It’s already bleeding into the next week (BREAD WEEK!) so I have to finish up this last part ASAP.
The final challenge for biscuit week is a showstopper cookie structure; it has to be 3-D and it has to stand up (“which is more than can be said for the hosts tonight at the hotel bar,” says Sue Perkins). Contestants needed something rigid and tastes good; nothing “instant”–everything made from scratch. Ideas included: hot chocolate, coffee, and mulled wine in the ski village; gingerbread & fondant rocket; brandy snaps and green tea gingerbread Hansel & Gretel scene; wholemeal oatmeal wild west town; monster scenes; sailboat scene; carousel; steam train; etc. This can be gingerbread houses, but I thought I’d do something other than gingerbread. I think maybe following Norman’s lead and make shortbread…yummy!
I’ve been doing a lot of studying on Tudor and Elizabethan culture and costumes, so naturally, I gravitated towards these images:
I’m thinking of doing the Tudor home (which is apparently a miniature, not a real structure). I wonder if I can also create the famed Shakespearean Globe Theatre? One thing that needs to be planned is the templates of the structures. I will need to get together with my structural engineer to make sure that it’ll all fit together…
Here’s the partial house.
Next step is finding a recipe for the house. Most shortbread has a short list of four simple ingredients:
One of the things that I always have issues with is the glue that holds it together. I found this recipe for gingerbread house glue. In short:
- 3 large egg whites
- 1/2 teaspoon cream of tartar
- 4 cups powdered sugar
Easy peasy! However, you have to use it as soon as you make it, so don’t make it before the cookies….unless you keep it under plastic wrap to keep it from drying out.
I mixed up the ingredients for the shortbread, which was made of:
- 2 c. butter
- 1 c. sugar
- 2 tsp vanilla
- 4 c. flour
I felt it needed just a little extra flour to make it a little less sticky, which I started trying to roll out with a rolling pin directly on parchment paper (which would make transferring it to the baking sheet as easy as possible), but again, too sticky. I just pounded it out with my hands (leaving little dents where my ring is…probably should have removed that) until it was about “the thickness of a pound coin”…like I know what that is! OK, it’s a little less than 1/4 inch. I then baked them at 350 for about 20 minutes (give or take). My experience is that no matter how accurately you cut the cookie templates, you’re going to have to trim them to size anyway.
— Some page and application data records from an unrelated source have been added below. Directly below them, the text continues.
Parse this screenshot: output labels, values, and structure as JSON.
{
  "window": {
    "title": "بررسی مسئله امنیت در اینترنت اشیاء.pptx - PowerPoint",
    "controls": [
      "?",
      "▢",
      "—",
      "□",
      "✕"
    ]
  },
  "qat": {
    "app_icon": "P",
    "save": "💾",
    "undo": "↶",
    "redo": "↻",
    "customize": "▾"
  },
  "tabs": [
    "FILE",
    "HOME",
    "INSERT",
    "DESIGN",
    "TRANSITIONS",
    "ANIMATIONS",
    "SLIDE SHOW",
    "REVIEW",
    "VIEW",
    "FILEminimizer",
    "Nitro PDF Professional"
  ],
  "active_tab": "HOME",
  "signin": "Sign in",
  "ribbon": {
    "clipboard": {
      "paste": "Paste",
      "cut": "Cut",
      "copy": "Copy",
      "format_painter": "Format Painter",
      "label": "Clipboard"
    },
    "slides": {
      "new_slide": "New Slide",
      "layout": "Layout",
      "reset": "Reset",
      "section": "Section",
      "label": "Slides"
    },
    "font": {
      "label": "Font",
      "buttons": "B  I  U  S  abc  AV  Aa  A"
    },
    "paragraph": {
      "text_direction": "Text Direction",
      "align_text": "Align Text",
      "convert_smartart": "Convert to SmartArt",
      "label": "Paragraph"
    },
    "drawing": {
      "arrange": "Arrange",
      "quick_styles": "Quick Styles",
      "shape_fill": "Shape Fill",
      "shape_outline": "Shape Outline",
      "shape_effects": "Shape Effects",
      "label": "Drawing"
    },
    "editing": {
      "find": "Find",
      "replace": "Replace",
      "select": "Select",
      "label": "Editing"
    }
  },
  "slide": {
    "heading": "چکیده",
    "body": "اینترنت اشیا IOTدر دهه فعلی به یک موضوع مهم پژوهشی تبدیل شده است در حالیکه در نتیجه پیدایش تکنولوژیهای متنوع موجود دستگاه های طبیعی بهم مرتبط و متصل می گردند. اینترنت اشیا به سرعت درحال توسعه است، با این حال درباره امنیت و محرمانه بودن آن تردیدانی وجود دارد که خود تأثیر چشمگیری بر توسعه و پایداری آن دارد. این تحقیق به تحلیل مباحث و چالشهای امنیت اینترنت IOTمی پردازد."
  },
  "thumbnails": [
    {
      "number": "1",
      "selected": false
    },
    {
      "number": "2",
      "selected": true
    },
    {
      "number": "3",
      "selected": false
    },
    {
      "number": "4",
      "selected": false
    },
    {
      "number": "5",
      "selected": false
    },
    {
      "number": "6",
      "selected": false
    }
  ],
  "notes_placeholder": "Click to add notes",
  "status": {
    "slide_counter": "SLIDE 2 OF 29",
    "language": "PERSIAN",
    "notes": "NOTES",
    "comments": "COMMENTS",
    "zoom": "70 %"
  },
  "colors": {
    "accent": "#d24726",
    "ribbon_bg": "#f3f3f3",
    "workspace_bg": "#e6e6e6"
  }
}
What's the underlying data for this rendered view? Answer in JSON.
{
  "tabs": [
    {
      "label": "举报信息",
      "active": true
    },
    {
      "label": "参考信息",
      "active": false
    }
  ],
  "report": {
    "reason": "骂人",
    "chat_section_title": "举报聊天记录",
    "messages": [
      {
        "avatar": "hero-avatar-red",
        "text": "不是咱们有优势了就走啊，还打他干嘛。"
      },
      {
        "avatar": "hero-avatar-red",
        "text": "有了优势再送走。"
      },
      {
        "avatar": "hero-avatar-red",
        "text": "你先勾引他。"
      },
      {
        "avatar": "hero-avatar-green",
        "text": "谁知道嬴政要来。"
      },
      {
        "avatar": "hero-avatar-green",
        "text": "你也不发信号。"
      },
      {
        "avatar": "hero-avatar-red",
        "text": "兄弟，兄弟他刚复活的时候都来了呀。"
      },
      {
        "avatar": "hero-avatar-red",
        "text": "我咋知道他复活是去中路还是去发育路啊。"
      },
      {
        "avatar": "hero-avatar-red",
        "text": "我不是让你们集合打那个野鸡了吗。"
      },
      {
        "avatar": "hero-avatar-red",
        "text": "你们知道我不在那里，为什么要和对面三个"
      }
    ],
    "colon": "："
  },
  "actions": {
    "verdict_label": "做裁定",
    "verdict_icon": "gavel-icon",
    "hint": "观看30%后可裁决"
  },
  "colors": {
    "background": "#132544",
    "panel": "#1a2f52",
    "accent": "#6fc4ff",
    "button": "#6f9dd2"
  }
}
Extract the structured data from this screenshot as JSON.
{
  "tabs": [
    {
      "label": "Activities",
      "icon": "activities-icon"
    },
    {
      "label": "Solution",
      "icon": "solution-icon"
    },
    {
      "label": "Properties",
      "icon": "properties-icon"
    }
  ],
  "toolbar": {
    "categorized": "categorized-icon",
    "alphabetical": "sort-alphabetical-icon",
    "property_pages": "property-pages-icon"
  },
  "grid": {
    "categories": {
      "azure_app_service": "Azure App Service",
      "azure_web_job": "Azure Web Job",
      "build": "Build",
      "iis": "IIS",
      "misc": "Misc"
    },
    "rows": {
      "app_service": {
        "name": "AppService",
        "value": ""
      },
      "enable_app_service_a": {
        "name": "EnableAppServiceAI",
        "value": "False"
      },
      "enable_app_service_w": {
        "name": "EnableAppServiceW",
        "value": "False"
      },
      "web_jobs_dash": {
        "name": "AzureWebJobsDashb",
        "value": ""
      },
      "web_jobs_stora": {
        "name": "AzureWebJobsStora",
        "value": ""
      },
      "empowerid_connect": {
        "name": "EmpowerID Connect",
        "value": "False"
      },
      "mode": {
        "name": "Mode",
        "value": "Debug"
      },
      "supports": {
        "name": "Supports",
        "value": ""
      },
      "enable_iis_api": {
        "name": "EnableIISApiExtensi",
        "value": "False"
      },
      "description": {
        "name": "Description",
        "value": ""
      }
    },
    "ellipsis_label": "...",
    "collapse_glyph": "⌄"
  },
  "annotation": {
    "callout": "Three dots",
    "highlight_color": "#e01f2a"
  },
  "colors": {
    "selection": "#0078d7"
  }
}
They will swell and warp in baking, so cutting them in rough rectangles and trimming them down afterwards is the best way to make all the pieces fit together. You can also avoid having burned tips and edges. I didn’t trim down all the edges after baking, so everything is a little bit lopsided…and yes, the top story of the house snapped off on the back side.
The best way to trim them down is by using a large serrated bread knife and sawing them gently apart. I didn’t do this for several of the base pieces, so nothing fits together particularly well. I did trim the bottoms off so that the walls were roughly 90 degrees–they wouldn’t glue together otherwise! We’ll see how well it stays together in the end. Doesn’t matter–this is just for fun, right?
So the assembly commenced…and it was horrific. I used sticks of butter and jars of Devon cream and custard to prop up the walls while the glue/frosting set (which worked quite well, so have a bunch of things around to help you erect the structure!), but all the walls were very lopsided and warped, not to mention brittle–probably because they were overcooked. A couple pieces snapped off in my hands and the frosting and powdered sugar got everywhere, making everything in the kitchen sticky.
In the end, I was just so dissatisfied with the result of this epic home-building assignment, that I decided paint and details were just going to be a huge waste of time and effort. Right now my Tudor house looks like the Weasley’s house, and is actually being held together by magic. And by magic, I mean the frosting “glue” works! I decorated with “cobblestones” on the back and with frosting timbers on the front.
However, the cookie tastes great and the skinny boy has declared he’s going to eat the entire house by himself. Hopefully not all before dinner.